Needless to say, all of this was ripe for parody, and the guys from Devo were on it like white on rice. They created Dove, the Band of Love as an alter-ego that would open for Devo. As Dove they claimed to have sworn off the devil's music, and been born again as Christian rockers. Here for your listening pleasure is their savagely sarcastic cover of Bob Dylan's "Gotta Serve Somebody." By changing a few lyrics, "You might like to drink yoo-hoo / You might like to drink bread," Devo (or Dove if you prefer) drive home the fact that Dylan's born again lyrics are already faintly ridiculous.

While much of this hysteria has faded into the background of history, it still retains a powerful grip within certain segments of the Evangelical Christian community. To this day Bob Jones University bans "any music which, in whole or in part, derives from the following broadly-defined genres or their sub-genres: Rock, Pop, Country, Jazz, Electronic/Techno, Rap/Hip Hop, or the fusion of any of these genres." This includes Christian Rock, so presumably Dove, the Band of Love, would not be welcome at Bob Jones University.

Monday, January 25, 2016

Songs From the 80s #112: "Freedom Of Choice" by Devo (1980)

Whip It" from Devo's 1980 album 'Freedom Of Choice' was one of the more unexpected hits of the decade, and started the 80s off with a sense that there would be a lot of great, forward-thinking popular coming our way over the next ten years. That promise was never fully fulfilled, and by the end of the decade the pop charts were dominated by painfully uninteresting music from the likes of Bon Jovi, Milli Vanilli, Poison, Warrent, New Kids On The Block, etc. Even formerly promising new wave acts like The Bangles, The B-52s, and R.E.M. were turning out dreck. (Just my opinion, but go ahead and look at the top 100 hits of 1989 and tell me it wasn't a pretty sad period on the pop charts).

Devo didn't live up to their promise either, releasing increasingly unfocused and bland material over the course of the decade. But at the start of the 80s the band was a force to be reckoned with, and their sharp sense of irony was genuinely subversive in the non-conformist world view it promoted. Devo gave us every reason to expect the 80s would in fact be awesome.
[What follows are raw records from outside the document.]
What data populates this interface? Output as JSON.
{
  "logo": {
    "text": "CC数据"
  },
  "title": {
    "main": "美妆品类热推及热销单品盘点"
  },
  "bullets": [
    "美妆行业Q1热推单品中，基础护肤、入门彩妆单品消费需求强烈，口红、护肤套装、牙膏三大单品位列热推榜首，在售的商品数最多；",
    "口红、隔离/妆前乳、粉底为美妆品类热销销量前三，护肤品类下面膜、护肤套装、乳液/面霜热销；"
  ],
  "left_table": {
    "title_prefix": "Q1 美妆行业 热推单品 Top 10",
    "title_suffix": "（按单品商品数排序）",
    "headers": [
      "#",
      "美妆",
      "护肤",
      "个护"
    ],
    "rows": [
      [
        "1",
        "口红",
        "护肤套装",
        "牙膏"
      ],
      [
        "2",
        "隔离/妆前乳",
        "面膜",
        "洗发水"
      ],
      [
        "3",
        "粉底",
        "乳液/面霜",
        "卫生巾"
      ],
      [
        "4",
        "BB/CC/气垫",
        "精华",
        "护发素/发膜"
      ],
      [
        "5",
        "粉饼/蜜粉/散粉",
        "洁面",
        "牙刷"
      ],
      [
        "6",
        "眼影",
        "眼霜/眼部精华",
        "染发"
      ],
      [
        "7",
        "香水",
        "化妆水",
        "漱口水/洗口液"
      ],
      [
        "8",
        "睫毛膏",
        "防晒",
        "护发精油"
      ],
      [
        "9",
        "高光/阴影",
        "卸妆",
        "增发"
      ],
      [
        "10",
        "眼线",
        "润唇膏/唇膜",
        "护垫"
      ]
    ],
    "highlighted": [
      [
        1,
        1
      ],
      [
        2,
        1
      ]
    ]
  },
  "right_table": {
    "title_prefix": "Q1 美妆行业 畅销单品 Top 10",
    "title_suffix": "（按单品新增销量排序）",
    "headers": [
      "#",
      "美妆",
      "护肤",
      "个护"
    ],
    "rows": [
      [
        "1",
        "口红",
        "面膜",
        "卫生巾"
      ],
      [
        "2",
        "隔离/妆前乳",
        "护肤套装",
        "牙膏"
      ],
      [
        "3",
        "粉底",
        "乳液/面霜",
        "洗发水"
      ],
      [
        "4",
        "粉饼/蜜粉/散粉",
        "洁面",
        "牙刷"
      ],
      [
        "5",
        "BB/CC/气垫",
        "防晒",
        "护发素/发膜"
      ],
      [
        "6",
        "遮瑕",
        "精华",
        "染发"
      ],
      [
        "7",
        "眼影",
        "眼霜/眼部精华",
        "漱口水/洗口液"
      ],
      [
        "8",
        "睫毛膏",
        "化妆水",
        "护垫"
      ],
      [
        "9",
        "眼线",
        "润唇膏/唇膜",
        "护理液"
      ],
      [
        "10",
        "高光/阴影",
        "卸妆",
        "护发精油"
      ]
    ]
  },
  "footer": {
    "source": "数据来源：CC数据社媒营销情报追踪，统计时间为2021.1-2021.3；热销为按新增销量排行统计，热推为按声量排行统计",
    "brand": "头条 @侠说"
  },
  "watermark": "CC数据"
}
"Whip It" might be the obvious choice (although not to Pitchfork, that didn't make their list either), but I chose "Freedom Of Choice" because of how prescient it seems in today's Apple/Google/Facebook/Amazon/Netflix dominated media landscape. We've nearly totally abandoned any pretense of free choice, instead letting these corporations collect huge amounts of information about us and deliver exactly what they think we want to the screens we live in front of. And no wonder we've embraced it. Choice is hard. We arguably have too much of it in our current digital mediascape. We're more than happy to give it up for the sake of convenience. "Freedom of choice is what you got / Freedom from choice is what you want." These guys called it exactly right back in 1980. Our devolution is complete.

Video can be seen on youtube here (embedding has been disabled by request).